Life after losing your home
The nation's housing meltdown is disrupting lives and devastating families. One New York grandmother is trying to put the pieces back together.
HEMPSTEAD, N.Y. (CNNMoney.com) -- Only weeks after moving into their first home in 2006, Margarita Rios celebrated Christmas with her two daughters and their families. They finally had the room to do it right, with decorations outside the Valley Stream, N.Y., house and a nice tree surrounded by presents inside.
"It was very beautiful," said Rios, who had saved for a decade to unite her children and grandchildren under one roof. "It was a dream come true."
Christmas 2008, however, is shaping up to be a nightmare. No decorations. No tree.
In February, faced with an unexpected jump in her monthly mortgage bill, Rios stopped making payments and abandoned the home, shattering her life and scattering her family.
She and her new husband moved into a tiny rental apartment in Brooklyn and are trying to negotiate with the bank to sell the house without foreclosing. One daughter relocated to Queens, while the other is heading back to Mexico with her three children to escape New York's high cost of living.
Rios is among the growing ranks of Americans trying to put their lives back together after losing their homes. About three million people were delinquent on their loans and one million homes were in foreclosure as of March 31, according to the Mortgage Bankers Association.
No one keeps track of what happens to people after they give up their homes, but their options generally are limited. Some move in with friends or family, while others end up living in their cars or in homeless shelters. Those with some means, like Rios, squeeze into rental apartments.
Rios knew when she bought the house she'd have to skimp to make the mortgage payments. But she felt it was worth it.
"It was a sacrifice but at least we'd have a home," said Rios, who spoke through a translator and asked to be identified by her middle name. "Even though we were struggling, we were together and I was able to be with my grandkids."
But counselors at the Nassau County Homeownership Center, to whom she turned for help in January, said they've seen cases like Rios' too many times in recent years: New homeowners losing their houses after getting mortgages they didn't understand and couldn't afford.

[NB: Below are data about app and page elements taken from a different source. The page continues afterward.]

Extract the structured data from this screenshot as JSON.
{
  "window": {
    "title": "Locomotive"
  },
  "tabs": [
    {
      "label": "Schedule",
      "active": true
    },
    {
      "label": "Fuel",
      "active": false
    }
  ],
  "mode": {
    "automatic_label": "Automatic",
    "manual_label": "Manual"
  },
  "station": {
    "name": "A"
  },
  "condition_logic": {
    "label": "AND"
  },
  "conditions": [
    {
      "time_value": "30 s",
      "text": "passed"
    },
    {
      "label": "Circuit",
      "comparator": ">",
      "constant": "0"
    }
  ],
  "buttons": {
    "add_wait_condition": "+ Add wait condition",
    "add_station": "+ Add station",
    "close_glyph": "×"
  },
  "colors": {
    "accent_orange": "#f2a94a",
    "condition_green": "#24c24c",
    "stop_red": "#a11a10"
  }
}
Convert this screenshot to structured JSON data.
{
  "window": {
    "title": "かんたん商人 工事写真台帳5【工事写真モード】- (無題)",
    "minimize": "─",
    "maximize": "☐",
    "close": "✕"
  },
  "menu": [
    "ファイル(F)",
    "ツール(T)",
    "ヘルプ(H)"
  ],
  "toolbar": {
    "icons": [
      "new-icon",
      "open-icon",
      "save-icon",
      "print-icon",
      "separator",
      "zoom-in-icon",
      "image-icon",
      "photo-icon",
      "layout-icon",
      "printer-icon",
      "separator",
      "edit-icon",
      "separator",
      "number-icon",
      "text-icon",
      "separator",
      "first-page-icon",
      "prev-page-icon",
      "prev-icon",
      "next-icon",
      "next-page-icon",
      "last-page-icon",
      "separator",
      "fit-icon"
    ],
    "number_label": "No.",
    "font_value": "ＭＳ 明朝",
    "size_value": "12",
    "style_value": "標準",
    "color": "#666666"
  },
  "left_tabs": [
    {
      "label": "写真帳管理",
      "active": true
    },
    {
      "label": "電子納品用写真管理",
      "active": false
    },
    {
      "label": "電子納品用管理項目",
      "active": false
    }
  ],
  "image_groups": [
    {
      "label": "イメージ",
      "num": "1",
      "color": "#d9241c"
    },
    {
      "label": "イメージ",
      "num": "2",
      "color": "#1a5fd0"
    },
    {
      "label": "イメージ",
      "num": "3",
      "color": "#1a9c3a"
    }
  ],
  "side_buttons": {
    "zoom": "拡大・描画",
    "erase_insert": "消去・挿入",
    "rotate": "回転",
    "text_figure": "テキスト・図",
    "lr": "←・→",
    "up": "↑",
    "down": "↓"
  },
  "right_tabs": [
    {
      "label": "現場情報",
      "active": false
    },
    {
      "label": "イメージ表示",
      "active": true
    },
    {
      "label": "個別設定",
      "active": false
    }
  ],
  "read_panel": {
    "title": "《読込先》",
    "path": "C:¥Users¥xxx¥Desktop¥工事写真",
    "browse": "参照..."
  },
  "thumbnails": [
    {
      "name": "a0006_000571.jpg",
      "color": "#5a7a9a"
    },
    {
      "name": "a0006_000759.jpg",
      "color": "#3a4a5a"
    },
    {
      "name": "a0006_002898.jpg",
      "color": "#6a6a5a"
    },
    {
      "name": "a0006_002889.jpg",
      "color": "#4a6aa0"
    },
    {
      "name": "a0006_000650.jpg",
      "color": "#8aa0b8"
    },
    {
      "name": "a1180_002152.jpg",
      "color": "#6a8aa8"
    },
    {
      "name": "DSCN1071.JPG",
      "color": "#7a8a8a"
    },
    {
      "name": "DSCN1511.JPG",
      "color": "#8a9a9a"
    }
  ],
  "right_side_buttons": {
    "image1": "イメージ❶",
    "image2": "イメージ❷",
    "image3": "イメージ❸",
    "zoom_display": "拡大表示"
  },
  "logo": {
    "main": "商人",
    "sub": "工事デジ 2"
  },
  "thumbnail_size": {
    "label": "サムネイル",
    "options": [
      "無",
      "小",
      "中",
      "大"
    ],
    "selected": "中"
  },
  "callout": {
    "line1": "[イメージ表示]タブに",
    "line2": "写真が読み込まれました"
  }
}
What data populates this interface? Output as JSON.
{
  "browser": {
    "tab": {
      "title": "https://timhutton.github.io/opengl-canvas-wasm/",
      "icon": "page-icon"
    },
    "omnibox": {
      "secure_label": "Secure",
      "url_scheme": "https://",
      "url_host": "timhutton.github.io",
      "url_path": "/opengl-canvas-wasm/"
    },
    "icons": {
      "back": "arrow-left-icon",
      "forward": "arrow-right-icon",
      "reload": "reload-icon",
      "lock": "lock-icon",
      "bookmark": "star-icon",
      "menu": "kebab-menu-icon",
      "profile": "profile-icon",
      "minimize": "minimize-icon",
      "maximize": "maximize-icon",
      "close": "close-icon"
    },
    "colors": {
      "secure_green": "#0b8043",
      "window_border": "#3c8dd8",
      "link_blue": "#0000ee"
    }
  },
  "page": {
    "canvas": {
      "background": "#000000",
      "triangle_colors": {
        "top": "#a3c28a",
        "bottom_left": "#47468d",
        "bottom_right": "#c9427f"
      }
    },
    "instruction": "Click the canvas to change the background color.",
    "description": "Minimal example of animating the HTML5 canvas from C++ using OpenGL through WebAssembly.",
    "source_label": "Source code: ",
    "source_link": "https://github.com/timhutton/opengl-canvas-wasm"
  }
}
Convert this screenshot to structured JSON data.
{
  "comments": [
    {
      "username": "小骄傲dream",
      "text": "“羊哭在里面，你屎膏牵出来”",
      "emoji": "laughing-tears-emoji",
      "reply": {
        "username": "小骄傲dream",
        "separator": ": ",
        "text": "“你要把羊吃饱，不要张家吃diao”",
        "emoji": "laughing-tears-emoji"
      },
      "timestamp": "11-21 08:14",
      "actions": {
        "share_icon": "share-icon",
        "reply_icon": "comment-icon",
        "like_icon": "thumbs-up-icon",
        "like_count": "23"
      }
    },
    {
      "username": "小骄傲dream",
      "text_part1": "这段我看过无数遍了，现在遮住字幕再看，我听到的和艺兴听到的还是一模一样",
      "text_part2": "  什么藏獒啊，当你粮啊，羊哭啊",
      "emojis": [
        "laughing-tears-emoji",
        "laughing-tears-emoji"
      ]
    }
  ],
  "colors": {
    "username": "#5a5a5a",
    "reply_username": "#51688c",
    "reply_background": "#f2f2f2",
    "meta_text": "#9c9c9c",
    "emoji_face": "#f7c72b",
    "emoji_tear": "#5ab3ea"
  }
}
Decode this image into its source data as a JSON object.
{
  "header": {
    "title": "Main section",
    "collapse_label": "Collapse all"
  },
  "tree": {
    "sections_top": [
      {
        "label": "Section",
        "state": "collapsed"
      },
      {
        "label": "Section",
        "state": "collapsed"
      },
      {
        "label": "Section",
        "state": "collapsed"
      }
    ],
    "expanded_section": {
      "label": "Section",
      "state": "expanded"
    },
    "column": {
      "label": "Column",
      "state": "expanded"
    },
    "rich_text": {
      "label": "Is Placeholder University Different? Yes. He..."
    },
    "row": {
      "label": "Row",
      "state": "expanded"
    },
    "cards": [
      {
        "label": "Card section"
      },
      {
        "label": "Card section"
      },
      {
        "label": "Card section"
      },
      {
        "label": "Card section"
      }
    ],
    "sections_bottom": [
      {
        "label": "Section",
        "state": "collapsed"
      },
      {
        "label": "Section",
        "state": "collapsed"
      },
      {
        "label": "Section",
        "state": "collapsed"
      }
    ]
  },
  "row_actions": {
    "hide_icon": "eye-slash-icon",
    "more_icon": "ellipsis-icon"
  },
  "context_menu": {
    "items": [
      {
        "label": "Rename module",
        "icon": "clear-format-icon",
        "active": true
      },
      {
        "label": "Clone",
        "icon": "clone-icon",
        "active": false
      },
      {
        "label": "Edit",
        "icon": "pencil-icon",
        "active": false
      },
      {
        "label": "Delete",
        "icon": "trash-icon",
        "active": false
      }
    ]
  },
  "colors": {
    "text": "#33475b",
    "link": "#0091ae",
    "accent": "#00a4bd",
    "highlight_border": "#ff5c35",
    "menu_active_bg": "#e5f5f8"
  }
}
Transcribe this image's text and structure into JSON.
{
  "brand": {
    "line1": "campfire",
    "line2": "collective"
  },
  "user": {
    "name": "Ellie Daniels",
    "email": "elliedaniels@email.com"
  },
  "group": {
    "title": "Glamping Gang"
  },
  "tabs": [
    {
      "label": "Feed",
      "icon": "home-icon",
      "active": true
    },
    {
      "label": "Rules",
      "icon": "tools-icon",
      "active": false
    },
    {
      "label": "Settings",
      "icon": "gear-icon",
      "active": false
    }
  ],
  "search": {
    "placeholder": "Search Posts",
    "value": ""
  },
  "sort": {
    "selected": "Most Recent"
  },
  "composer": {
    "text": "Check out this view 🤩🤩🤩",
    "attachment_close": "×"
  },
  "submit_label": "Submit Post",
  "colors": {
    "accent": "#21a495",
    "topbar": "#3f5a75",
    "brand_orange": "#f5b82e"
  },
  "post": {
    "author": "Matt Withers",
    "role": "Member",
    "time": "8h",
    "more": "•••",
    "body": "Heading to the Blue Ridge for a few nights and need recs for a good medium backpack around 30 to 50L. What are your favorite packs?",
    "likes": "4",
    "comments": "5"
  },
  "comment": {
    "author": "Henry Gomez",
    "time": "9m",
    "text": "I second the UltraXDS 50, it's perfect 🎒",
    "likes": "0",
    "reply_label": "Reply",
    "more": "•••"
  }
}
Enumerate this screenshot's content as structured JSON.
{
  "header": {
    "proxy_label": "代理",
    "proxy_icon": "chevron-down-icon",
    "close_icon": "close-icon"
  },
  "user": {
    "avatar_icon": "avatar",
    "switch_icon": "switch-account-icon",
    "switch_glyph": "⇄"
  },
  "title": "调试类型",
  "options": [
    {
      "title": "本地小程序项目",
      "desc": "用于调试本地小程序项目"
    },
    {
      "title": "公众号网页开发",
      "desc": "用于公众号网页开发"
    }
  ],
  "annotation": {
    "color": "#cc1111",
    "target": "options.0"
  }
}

"That type of loan should never have been made," said Haydee Rosario, a homeownership counselor at the center.
$4,100 monthly mortgage
Rios' housing saga began in 2006 when she approached a real estate agent to see whether she could qualify for a home. Since emigrating from Mexico in 1995 with her daughters, then ages 15 and 16, she had been renting apartments in Brooklyn and Queens. After working at her brother's restaurant for a few years, she got a job at a Brooklyn factory making party goods, where she's still employed.
Despite relatively meager earnings - she makes $25,000 a year at the factory - she managed to save $20,000 for a downpayment. Careful use of credit cards helped her establish a good credit history.
Ironically, it was this financial prudence that led to her downfall. Her nest egg and good credit score qualified her for an adjustable-rate loan that didn't require documentation of her income.
Soon, Rios was the owner of a $489,000 four-bedroom home with a monthly mortgage payment of $4,100. She and one daughter split the two bedrooms upstairs, while her older daughter lived on the ground floor with her husband and two young children.
With her daughters each paying $1,500, she could cover the remaining $1,100. The real estate agent said she could refinance within two years and lower her payments.
Instead, the opposite happened. This past January, the monthly payments jumped to nearly $4,400, overwhelming the family. They were already struggling to make the payments and even a $300 increase was too much to bear.
She turned to the Homeownership Center, but the counselors couldn't persuade the lender to modify the terms. Though it was difficult for her to accept, Rios decided to let the home go.
"We just couldn't do it," said Rios, who is in her 40s. "It was taking everything we had. It was just too much."
Paying the price
With the center's assistance, Rios is negotiating with her lender to do a short sale, in which she would sell the home and turn over the proceeds to the bank, which would then agree to forgive the remaining debt. But it might be tough to get the lender to go along since she now owes $503,000, including interest and late fees, and the home is only worth $372,800. If they can't agree on terms or the home doesn't sell, Rios faces being put into foreclosure.
The stress is taking its toll. She's not sleeping, suffering from headaches and having trouble eating, noting that she's already lost a dress size. She doesn't know what she'll do with all her belongings, most of which are still in the house, since they won't fit in her studio. And she fears she'll be arrested for being delinquent, even though the counselors have told her otherwise.
"Not being able to pay the debt is weighing on me," she said. "And I lost all this money I worked so hard for."
Most of all, however, she's devastated at the scattering of her family. She's concerned her older daughter's children will not have as good a life in Mexico as they could have in the United States. And she doesn't often see her younger daughter's new baby because Rios has to work Saturdays and take care of household matters on Sundays. When they were all living together, having the grandchildren around made her forget about her problems, she said.
Still, despite all her troubles, Rios has not given up.